IMC 2017: Sessions

Session 309: Bringing in the Alans, II: Society and Economy of Alania

Monday 3 July 2017, 16.30-18.00

Sponsor:Department of History, School of Oriental & African Studies, University of London
Organisers:Nicholas Evans, Institut für Mittelalterforschung, Österreichische Akademie der Wissenschaften, Wien
John Latham-Sprinkle, Department of History, School of Oriental & African Studies, University of London
Moderator/Chair:Hugh Kennedy, Department of the Languages & Cultures of the Near & Middle East, School of Oriental & African Studies, University of London
Paper 309-a'Alans' in the North Caucasus: Settlement and Identity
(Language: English)
Irina Arzhantseva, Centre for Eurasian Archaeology, Institute of Ethnology & Anthropology, Russian Academy of Sciences, Moscow
Irina Arzhantseva, Centre for Eurasian Archaeology, Institute of Ethnology & Anthropology, Russian Academy of Sciences, Moscow
Index terms: Archaeology - Sites, Architecture - Religious, Byzantine Studies, Geography and Settlement Studies
Paper 309-bPopulation and Society in the Sarmatian and Early Alanic North Caucasus: The Cemetery of Klin-Yar (Near Kislovodsk, Russia)
(Language: English)
Heinrich Härke, Department of Archaeology, University of Reading
Heinrich Härke, Department of Archaeology, University of Reading
Index terms: Archaeology - General, Archaeology - Sites, Economics - General
Paper 309-cAlans on the Move: A Case Study in the Archaeology of Mobility
(Language: English)
Nicholas Evans, Institut für Mittelalterforschung, Österreichische Akademie der Wissenschaften, Wien
Nicholas Evans, Institut für Mittelalterforschung, Österreichische Akademie der Wissenschaften, Wien
Index terms: Anthropology, Economics - Trade, Historiography - Modern Scholarship, Social History
Abstract

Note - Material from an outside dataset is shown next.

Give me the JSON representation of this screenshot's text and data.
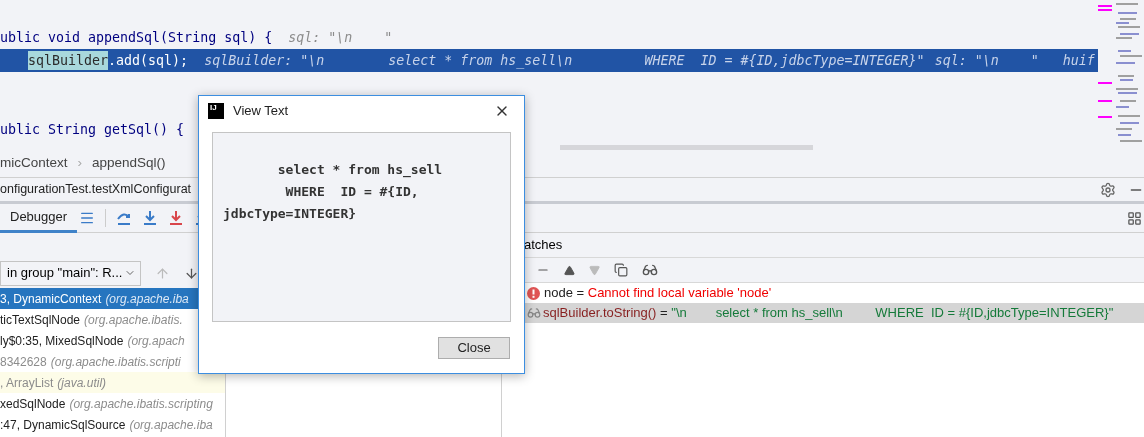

This the second of two sessions on the Alans, a people of the steppe and North Caucasus. Due to the lack of any written administrative records from within the region, the study of the society and economy of Alania is especially dependent on archaeological evidence. This panel will present papers by two archaeologists who have worked extensively in the Central North Caucasus, in which they develop models for Alan social and economic structure in the first millennium, and a further paper on approaches to mobility of people and goods in the archaeological scholarship on the Alans.